## Extracted records

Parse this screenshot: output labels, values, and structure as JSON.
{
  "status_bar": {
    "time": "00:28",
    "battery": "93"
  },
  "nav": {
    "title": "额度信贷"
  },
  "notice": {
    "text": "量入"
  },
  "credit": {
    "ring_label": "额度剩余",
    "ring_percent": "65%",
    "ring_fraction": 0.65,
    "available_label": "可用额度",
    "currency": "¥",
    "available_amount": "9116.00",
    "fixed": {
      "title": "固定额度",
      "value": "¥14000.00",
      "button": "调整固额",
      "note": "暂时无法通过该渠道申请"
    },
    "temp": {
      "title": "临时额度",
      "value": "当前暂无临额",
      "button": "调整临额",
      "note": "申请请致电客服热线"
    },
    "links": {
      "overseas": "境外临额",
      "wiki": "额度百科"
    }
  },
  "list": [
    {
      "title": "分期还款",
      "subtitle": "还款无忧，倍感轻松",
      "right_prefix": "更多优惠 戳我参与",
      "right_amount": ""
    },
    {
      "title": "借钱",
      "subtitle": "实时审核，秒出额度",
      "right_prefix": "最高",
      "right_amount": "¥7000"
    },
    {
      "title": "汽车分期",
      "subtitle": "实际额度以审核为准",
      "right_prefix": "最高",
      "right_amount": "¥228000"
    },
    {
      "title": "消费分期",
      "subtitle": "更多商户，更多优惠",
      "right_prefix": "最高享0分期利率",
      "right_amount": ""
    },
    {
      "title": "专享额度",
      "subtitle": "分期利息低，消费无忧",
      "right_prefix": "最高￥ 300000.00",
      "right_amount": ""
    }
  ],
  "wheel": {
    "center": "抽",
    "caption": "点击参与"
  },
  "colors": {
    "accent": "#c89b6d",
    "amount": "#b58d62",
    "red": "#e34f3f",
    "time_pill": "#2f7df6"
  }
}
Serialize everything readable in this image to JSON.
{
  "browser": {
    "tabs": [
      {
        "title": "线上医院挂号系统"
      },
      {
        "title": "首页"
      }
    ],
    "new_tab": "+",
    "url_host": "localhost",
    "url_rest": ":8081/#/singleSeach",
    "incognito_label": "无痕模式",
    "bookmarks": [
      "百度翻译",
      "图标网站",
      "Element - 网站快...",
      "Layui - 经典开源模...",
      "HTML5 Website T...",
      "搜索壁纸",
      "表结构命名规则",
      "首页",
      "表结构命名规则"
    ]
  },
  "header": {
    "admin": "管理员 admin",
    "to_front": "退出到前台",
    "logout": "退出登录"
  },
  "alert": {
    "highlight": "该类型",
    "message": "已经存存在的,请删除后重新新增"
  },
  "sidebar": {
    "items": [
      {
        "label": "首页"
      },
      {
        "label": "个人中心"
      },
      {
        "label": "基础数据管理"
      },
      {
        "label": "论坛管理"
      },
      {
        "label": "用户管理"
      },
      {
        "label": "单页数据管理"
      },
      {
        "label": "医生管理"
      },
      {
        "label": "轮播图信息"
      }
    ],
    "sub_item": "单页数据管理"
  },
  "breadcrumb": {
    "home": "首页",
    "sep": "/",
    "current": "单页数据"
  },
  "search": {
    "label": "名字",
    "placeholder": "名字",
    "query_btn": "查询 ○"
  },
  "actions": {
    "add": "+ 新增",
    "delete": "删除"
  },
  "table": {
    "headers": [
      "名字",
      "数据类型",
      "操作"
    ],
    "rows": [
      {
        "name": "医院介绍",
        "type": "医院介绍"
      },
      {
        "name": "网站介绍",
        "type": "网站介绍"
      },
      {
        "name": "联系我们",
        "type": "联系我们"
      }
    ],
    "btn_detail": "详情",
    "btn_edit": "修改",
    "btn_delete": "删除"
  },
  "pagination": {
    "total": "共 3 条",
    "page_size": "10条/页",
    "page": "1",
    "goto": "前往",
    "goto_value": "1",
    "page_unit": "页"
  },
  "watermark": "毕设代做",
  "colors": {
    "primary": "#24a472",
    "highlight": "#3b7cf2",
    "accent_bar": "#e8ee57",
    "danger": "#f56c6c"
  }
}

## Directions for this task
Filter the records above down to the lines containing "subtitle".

## Solution to the exercise
      "subtitle": "还款无忧，倍感轻松",
      "subtitle": "实时审核，秒出额度",
      "subtitle": "实际额度以审核为准",
      "subtitle": "更多商户，更多优惠",
      "subtitle": "分期利息低，消费无忧",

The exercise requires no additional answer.